[Record set]

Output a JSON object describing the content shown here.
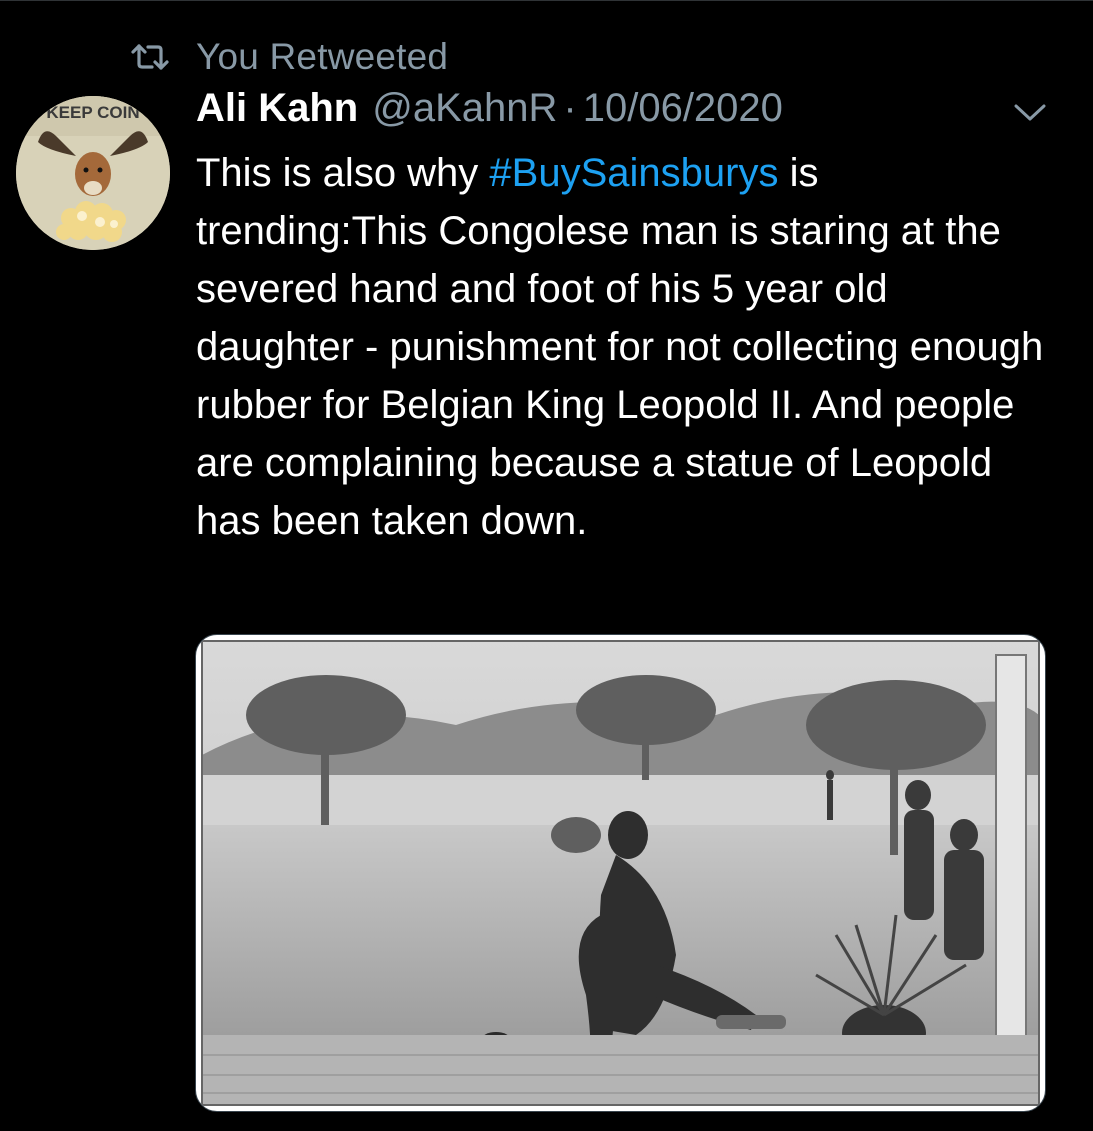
{
  "retweet": {
    "icon": "retweet-icon",
    "label": "You Retweeted"
  },
  "tweet": {
    "avatar": {
      "icon": "avatar-image",
      "badge_text": "KEEP COIN"
    },
    "author_name": "Ali Kahn",
    "author_handle": "@aKahnR",
    "separator": "·",
    "date": "10/06/2020",
    "menu_icon": "chevron-down-icon",
    "text_before": "This is also why ",
    "hashtag": "#BuySainsburys",
    "text_after": " is trending:This Congolese man is staring at the severed hand and foot of his 5 year old daughter - punishment for not collecting enough rubber for Belgian King Leopold II. And people are complaining because a statue of Leopold has been taken down.",
    "media": {
      "type": "black-and-white historical photograph"
    }
  },
  "colors": {
    "background": "#000000",
    "text_primary": "#ffffff",
    "text_secondary": "#8899a6",
    "link": "#1da1f2"
  }
}
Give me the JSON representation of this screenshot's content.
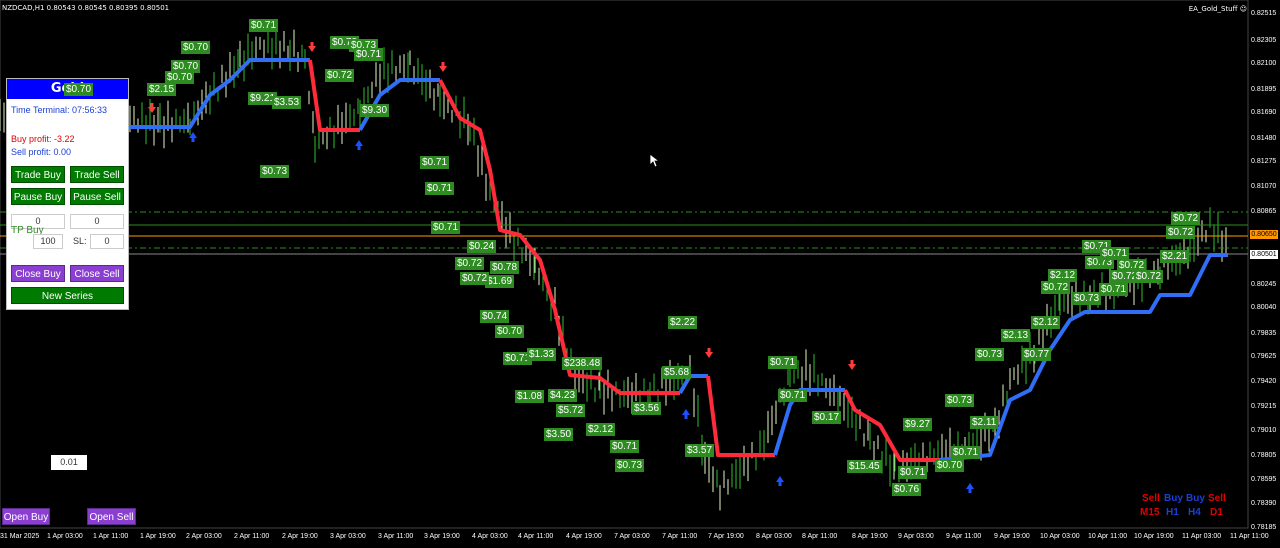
{
  "header": {
    "symbol_info": "NZDCAD,H1  0.80543 0.80545 0.80395 0.80501",
    "ea_name": "EA_Gold_Stuff"
  },
  "panel": {
    "title": "Gold",
    "title_tag": "$0.70",
    "terminal_time": "Time Terminal: 07:56:33",
    "buy_profit": "Buy profit: -3.22",
    "sell_profit": "Sell profit: 0.00",
    "trade_buy": "Trade Buy",
    "trade_sell": "Trade Sell",
    "pause_buy": "Pause Buy",
    "pause_sell": "Pause Sell",
    "input_left": "0",
    "input_right": "0",
    "tp_buy": "TP Buy",
    "tp_value": "100",
    "sl_label": "SL:",
    "sl_value": "0",
    "close_buy": "Close Buy",
    "close_sell": "Close Sell",
    "new_series": "New Series"
  },
  "bottom": {
    "lot": "0.01",
    "open_buy": "Open Buy",
    "open_sell": "Open Sell"
  },
  "colors": {
    "up_line": "#2f6ef5",
    "down_line": "#ff2b3a",
    "tag_bg": "#2e8b22",
    "button_green": "#007a00",
    "button_purple": "#8a3fd1"
  },
  "icons": [
    "buy-arrow-icon",
    "sell-arrow-icon",
    "cursor-icon",
    "settings-icon"
  ],
  "chart_data": {
    "type": "candlestick",
    "yaxis": {
      "ticks": [
        "0.82515",
        "0.82305",
        "0.82100",
        "0.81895",
        "0.81690",
        "0.81480",
        "0.81275",
        "0.81070",
        "0.80865",
        "0.80650",
        "0.80501",
        "0.80245",
        "0.80040",
        "0.79835",
        "0.79625",
        "0.79420",
        "0.79215",
        "0.79010",
        "0.78805",
        "0.78595",
        "0.78390",
        "0.78185"
      ],
      "price_current": "0.80501",
      "price_orange": "0.80650"
    },
    "xaxis": {
      "ticks": [
        "31 Mar 2025",
        "1 Apr 03:00",
        "1 Apr 11:00",
        "1 Apr 19:00",
        "2 Apr 03:00",
        "2 Apr 11:00",
        "2 Apr 19:00",
        "3 Apr 03:00",
        "3 Apr 11:00",
        "3 Apr 19:00",
        "4 Apr 03:00",
        "4 Apr 11:00",
        "4 Apr 19:00",
        "7 Apr 03:00",
        "7 Apr 11:00",
        "7 Apr 19:00",
        "8 Apr 03:00",
        "8 Apr 11:00",
        "8 Apr 19:00",
        "9 Apr 03:00",
        "9 Apr 11:00",
        "9 Apr 19:00",
        "10 Apr 03:00",
        "10 Apr 11:00",
        "10 Apr 19:00",
        "11 Apr 03:00",
        "11 Apr 11:00"
      ]
    },
    "tags": [
      "$0.71",
      "$0.70",
      "$0.70",
      "$0.70",
      "$2.15",
      "$9.21",
      "$3.53",
      "$0.72",
      "$0.73",
      "$0.73",
      "$0.71",
      "$9.30",
      "$0.71",
      "$0.73",
      "$0.71",
      "$0.71",
      "$0.24",
      "$0.72",
      "$0.78",
      "$1.69",
      "$0.72",
      "$0.74",
      "$0.70",
      "$0.71",
      "$1.33",
      "$238.48",
      "$4.23",
      "$1.08",
      "$5.72",
      "$3.50",
      "$2.12",
      "$0.71",
      "$0.73",
      "$3.56",
      "$5.68",
      "$2.22",
      "$3.57",
      "$0.71",
      "$0.71",
      "$0.17",
      "$15.45",
      "$0.73",
      "$9.27",
      "$0.71",
      "$0.76",
      "$0.70",
      "$0.71",
      "$2.11",
      "$2.13",
      "$0.73",
      "$0.77",
      "$2.12",
      "$2.12",
      "$0.72",
      "$0.73",
      "$0.71",
      "$0.73",
      "$0.71",
      "$0.72",
      "$0.72",
      "$0.72",
      "$0.71",
      "$2.21",
      "$0.72",
      "$0.72"
    ],
    "legend": {
      "labels_top": [
        "Sell",
        "Buy",
        "Buy",
        "Sell"
      ],
      "labels_bottom": [
        "M15",
        "H1",
        "H4",
        "D1"
      ]
    }
  }
}
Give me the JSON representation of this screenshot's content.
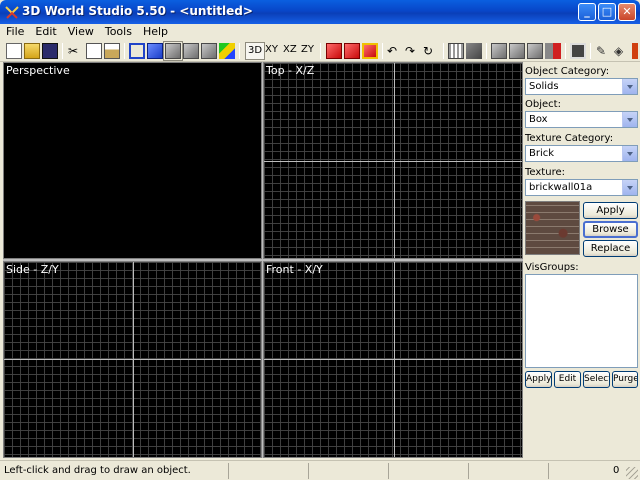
{
  "window": {
    "title": "3D World Studio 5.50 - <untitled>"
  },
  "menu": [
    "File",
    "Edit",
    "View",
    "Tools",
    "Help"
  ],
  "toolbar": {
    "view_3d": "3D",
    "view_xy": "XY",
    "view_xz": "XZ",
    "view_zy": "ZY",
    "icons": [
      "new-file-icon",
      "open-folder-icon",
      "save-icon",
      "cut-icon",
      "copy-icon",
      "paste-icon",
      "wireframe-cube-icon",
      "solid-cube-icon",
      "textured-cube-icon",
      "gray-cube-icon",
      "shaded-cube-icon",
      "color-cubes-icon",
      "red-cube-icon",
      "red-cube-select-icon",
      "red-cube-outline-icon",
      "rotate-x-icon",
      "rotate-y-icon",
      "rotate-z-icon",
      "grid-snap-icon",
      "group-icon",
      "gray-cube-1-icon",
      "gray-cube-2-icon",
      "gray-cube-3-icon",
      "red-gray-cube-icon",
      "movie-icon",
      "pencil-icon",
      "paint-bucket-icon"
    ]
  },
  "viewports": {
    "perspective": "Perspective",
    "top": "Top - X/Z",
    "side": "Side - Z/Y",
    "front": "Front - X/Y"
  },
  "panel": {
    "object_category_label": "Object Category:",
    "object_category_value": "Solids",
    "object_label": "Object:",
    "object_value": "Box",
    "texture_category_label": "Texture Category:",
    "texture_category_value": "Brick",
    "texture_label": "Texture:",
    "texture_value": "brickwall01a",
    "apply_label": "Apply",
    "browse_label": "Browse",
    "replace_label": "Replace",
    "visgroups_label": "VisGroups:",
    "vis_apply_label": "Apply",
    "vis_edit_label": "Edit",
    "vis_select_label": "Select",
    "vis_purge_label": "Purge"
  },
  "status": {
    "message": "Left-click and drag to draw an object.",
    "count": "0"
  },
  "colors": {
    "title_bar": "#0a4fd8",
    "viewport_bg": "#000000",
    "grid_line": "#464646",
    "axis_line": "#bdbdbd"
  }
}
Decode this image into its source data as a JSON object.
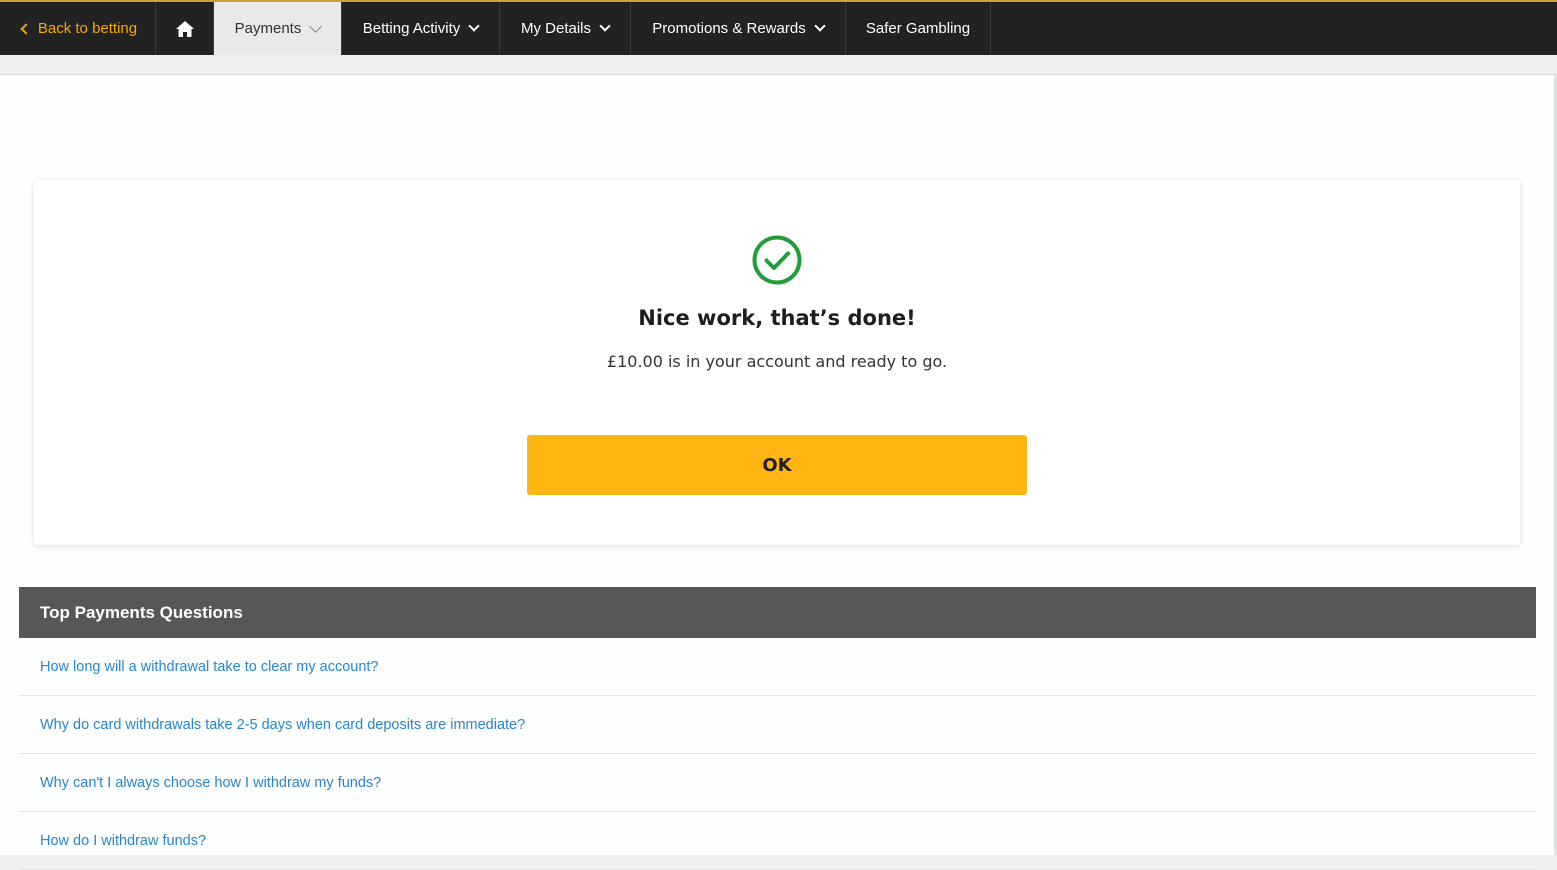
{
  "nav": {
    "back_label": "Back to betting",
    "home_icon": "home-icon",
    "items": [
      {
        "label": "Payments"
      },
      {
        "label": "Betting Activity"
      },
      {
        "label": "My Details"
      },
      {
        "label": "Promotions & Rewards"
      },
      {
        "label": "Safer Gambling"
      }
    ]
  },
  "confirmation": {
    "icon": "check-circle-icon",
    "title": "Nice work, that’s done!",
    "message": "£10.00 is in your account and ready to go.",
    "ok_label": "OK"
  },
  "faq": {
    "title": "Top Payments Questions",
    "questions": [
      "How long will a withdrawal take to clear my account?",
      "Why do card withdrawals take 2-5 days when card deposits are immediate?",
      "Why can't I always choose how I withdraw my funds?",
      "How do I withdraw funds?"
    ]
  },
  "colors": {
    "accent": "#ffb612",
    "success": "#1f9e3a",
    "link": "#2a86c8",
    "nav_background": "#222222"
  }
}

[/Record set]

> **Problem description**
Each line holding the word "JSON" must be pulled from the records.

> **Answer for the task**
Output a JSON object describing the content shown here.
Give me the JSON representation of this screenshot's content.
Give me the JSON representation of this screenshot's content.
Decode this image into its source data as a JSON object.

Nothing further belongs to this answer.